*What to do*. Give the count of lines in the data that include "caption", with no other words.

*Data items*.
—————
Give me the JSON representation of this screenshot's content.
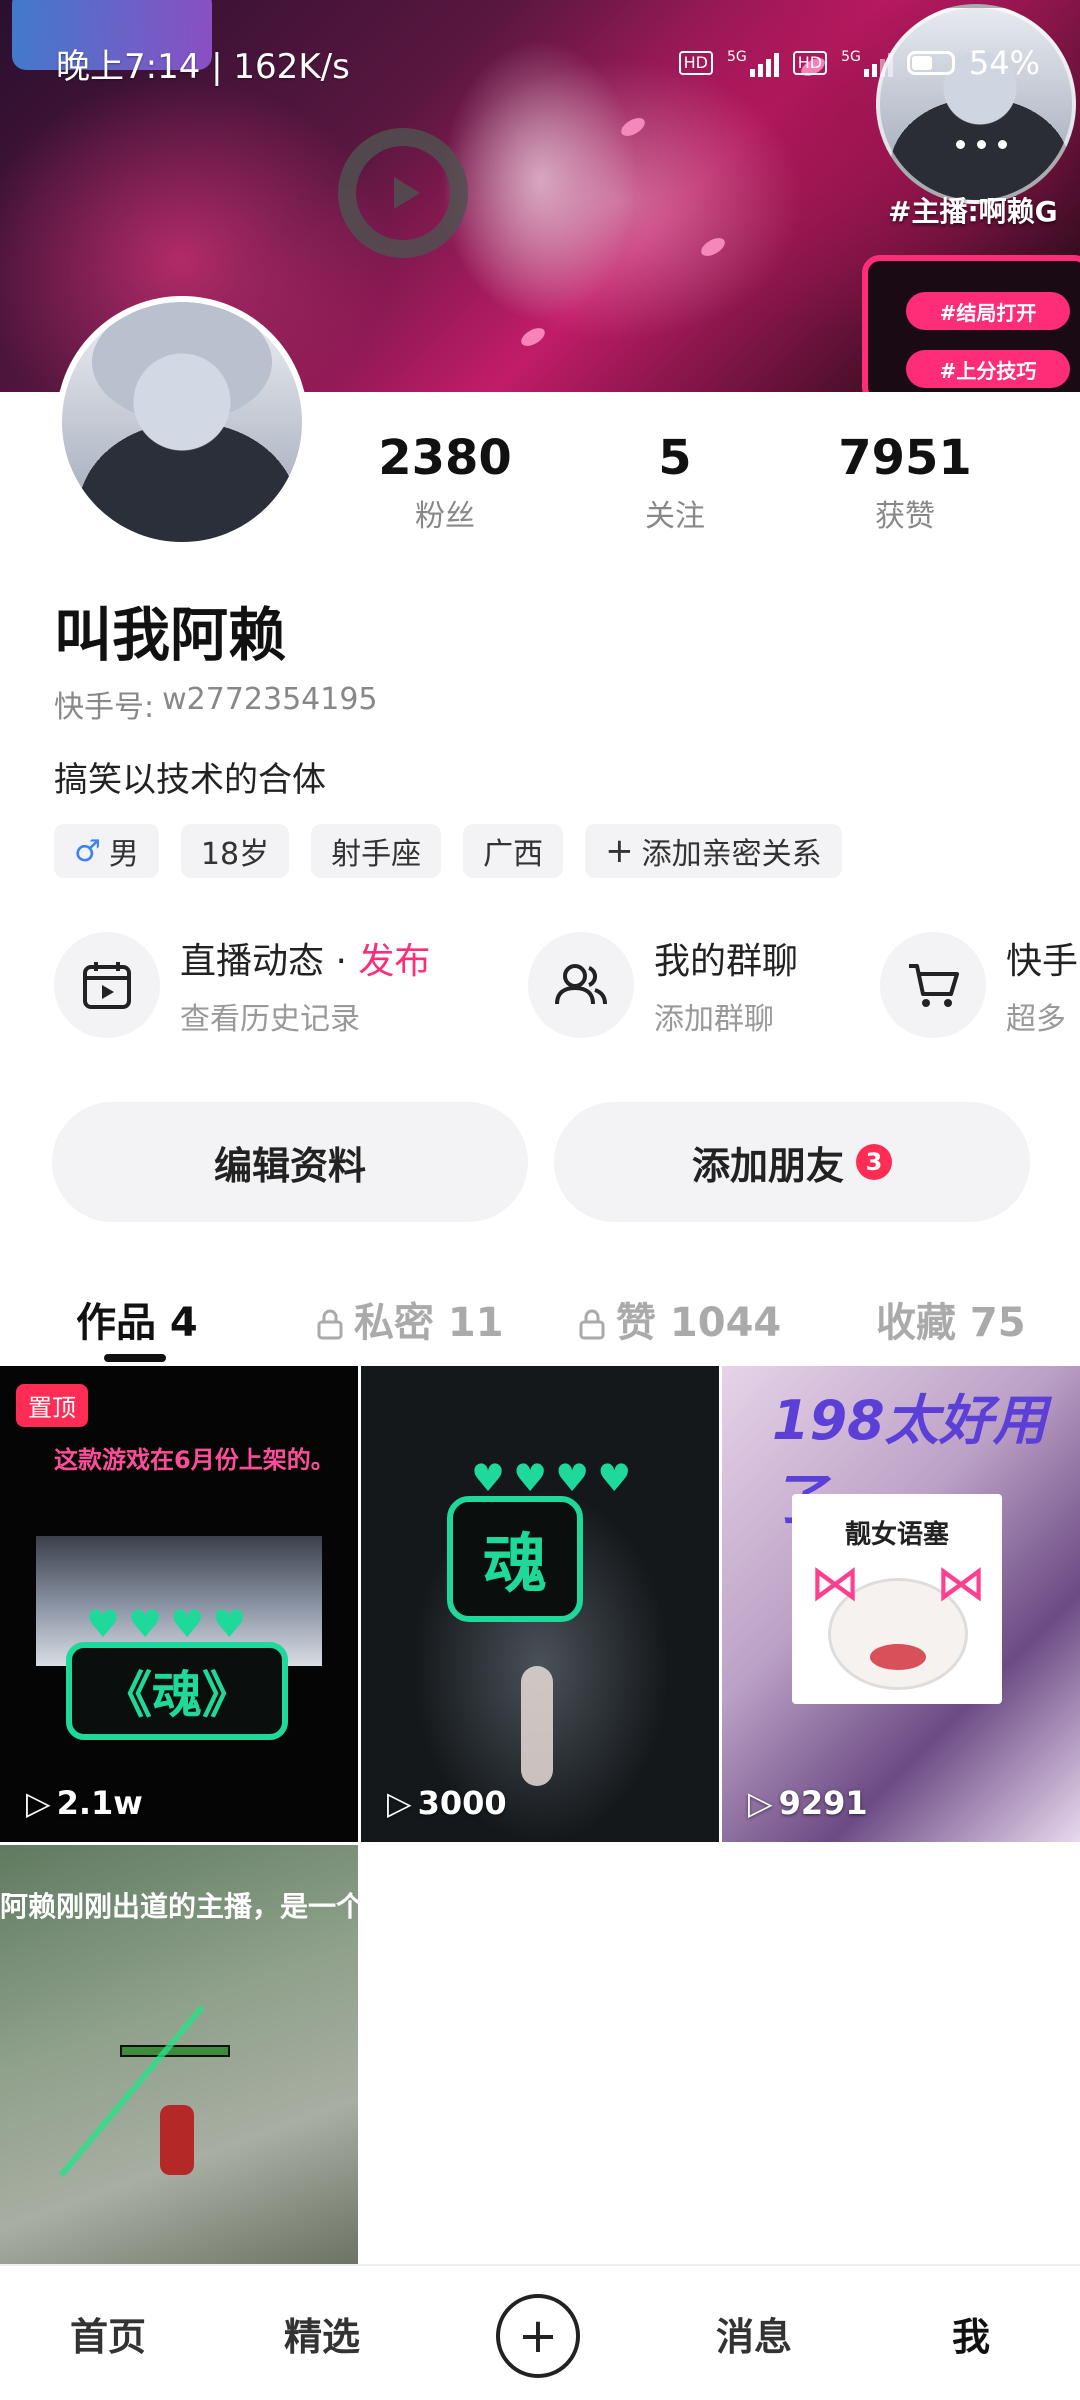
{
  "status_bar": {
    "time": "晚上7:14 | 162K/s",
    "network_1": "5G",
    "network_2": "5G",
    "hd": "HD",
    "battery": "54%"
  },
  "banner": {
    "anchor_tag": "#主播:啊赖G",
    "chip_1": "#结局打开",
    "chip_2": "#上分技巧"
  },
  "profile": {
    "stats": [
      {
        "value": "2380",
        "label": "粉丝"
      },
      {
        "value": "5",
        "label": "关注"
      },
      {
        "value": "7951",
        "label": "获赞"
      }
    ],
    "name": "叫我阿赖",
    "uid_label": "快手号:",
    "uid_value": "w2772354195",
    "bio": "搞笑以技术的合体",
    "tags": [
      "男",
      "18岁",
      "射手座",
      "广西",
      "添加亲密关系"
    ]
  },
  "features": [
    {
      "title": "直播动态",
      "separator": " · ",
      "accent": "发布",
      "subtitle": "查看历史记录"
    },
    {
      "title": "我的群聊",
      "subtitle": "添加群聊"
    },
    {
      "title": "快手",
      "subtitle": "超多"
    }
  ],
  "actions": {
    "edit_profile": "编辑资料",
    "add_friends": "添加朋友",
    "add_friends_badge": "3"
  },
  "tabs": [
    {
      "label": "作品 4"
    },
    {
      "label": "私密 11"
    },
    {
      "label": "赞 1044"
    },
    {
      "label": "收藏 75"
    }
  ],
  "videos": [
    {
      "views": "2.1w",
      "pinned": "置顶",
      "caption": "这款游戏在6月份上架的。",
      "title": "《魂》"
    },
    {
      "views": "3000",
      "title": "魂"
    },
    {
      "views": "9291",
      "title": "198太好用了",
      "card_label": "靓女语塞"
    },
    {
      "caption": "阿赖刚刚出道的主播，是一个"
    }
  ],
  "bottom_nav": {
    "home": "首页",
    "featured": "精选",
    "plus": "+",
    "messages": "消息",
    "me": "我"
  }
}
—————
*Answer to this exercise*. 2